Bruno Abreu, Calfa; Maurício Leonardo, Torem.

359

Mobile heavy metal fractions in soils  

International Nuclear Information System (INIS)

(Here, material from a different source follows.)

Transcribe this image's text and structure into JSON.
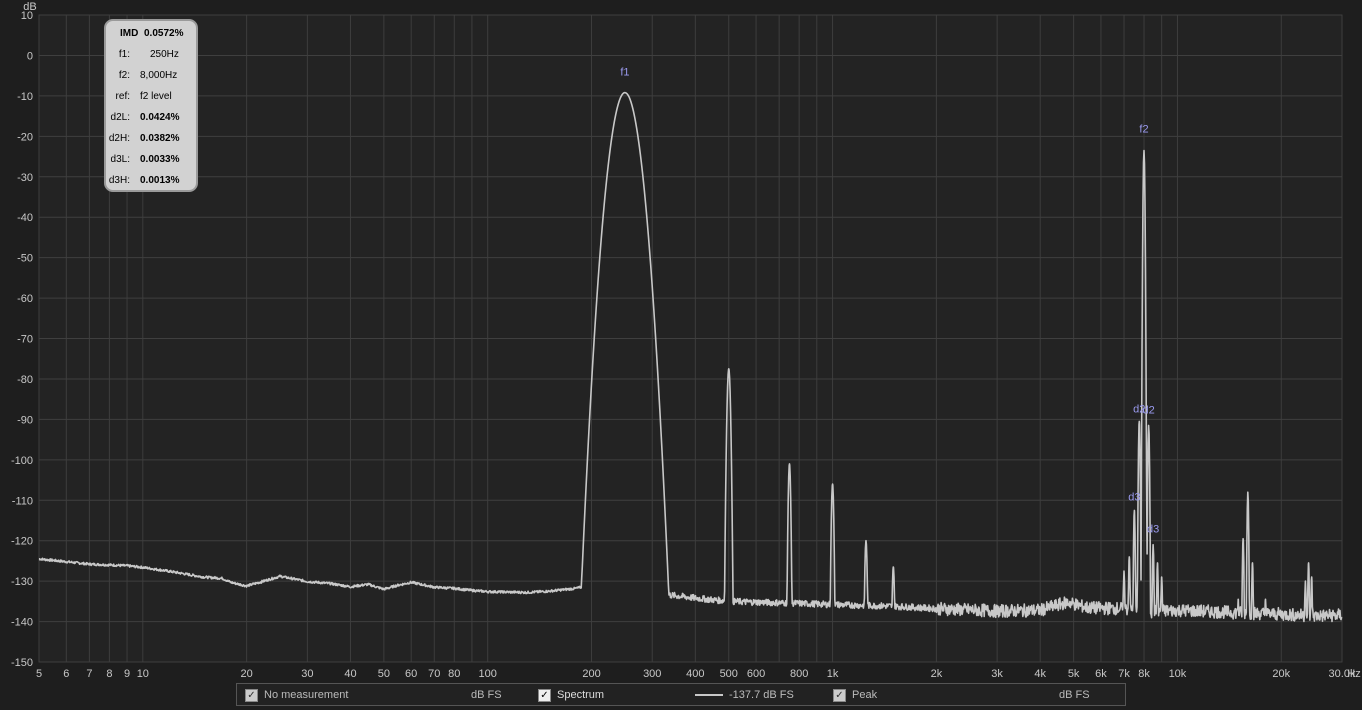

A long term outdoor experiment was conducted in plastic containers (50 litres) with three soils, contaminated by increasing concentrations of zinc, copper, nickel, cadmium and vanadium. The aim of the study was to investigate the influence of heavy metal contamination on soil microbial processes as well as the accumulation of heavy metals in plants. Spring barley, followed by winter endive were grown as experimental crops in a first vegetation period, while spring wheat was grown during the second year. The soil microbial activities, indicated by arylsulfatase, dehydrogenase, and substrate-induced respiration, decreased with increasing heavy metal contamination. Significant correlations were observed between the inhibition of soil microorganisms and the easily mobilizable heavy metal fractions of soils, extracted by a solution of 1 M ammoniumacetate at pH = 7. The heavy metal accumulation in vegetative and generative parts of the crop plants also showed a good agreement with mobilizable soil fractions. The results of the experiment indicate, that the extraction with ammoniumacetate can be used as a reference method for determination of tolerable heavy metal concentrations in soils. (authors)

360

Bioaccumulation of heavy metals in fauna from wet detention ponds for stormwater runoff  

DEFF Research Database (Denmark)

Stormwater detention ponds remove pollutants e.g. heavy metals and nutrients from stormwater runoff. These pollutants accumulate in the pond sediment and thereby become available for bioaccumulation in fauna living in the ponds. In this study the bioaccumulation was investigated by fauna samples from 5 wet detention ponds for analyses of heavy metal contents. Five rural shallow lakes were included in the study to survey the natural occurrence of heavy metals in water-dwelling fauna. Heavy metal concentrations in water-dwelling fauna were generally found higher in wet detention ponds compared to rural shallow lakes.

Stephansen, Diana; Nielsen, AsbjØrn Haaning

2012-01-01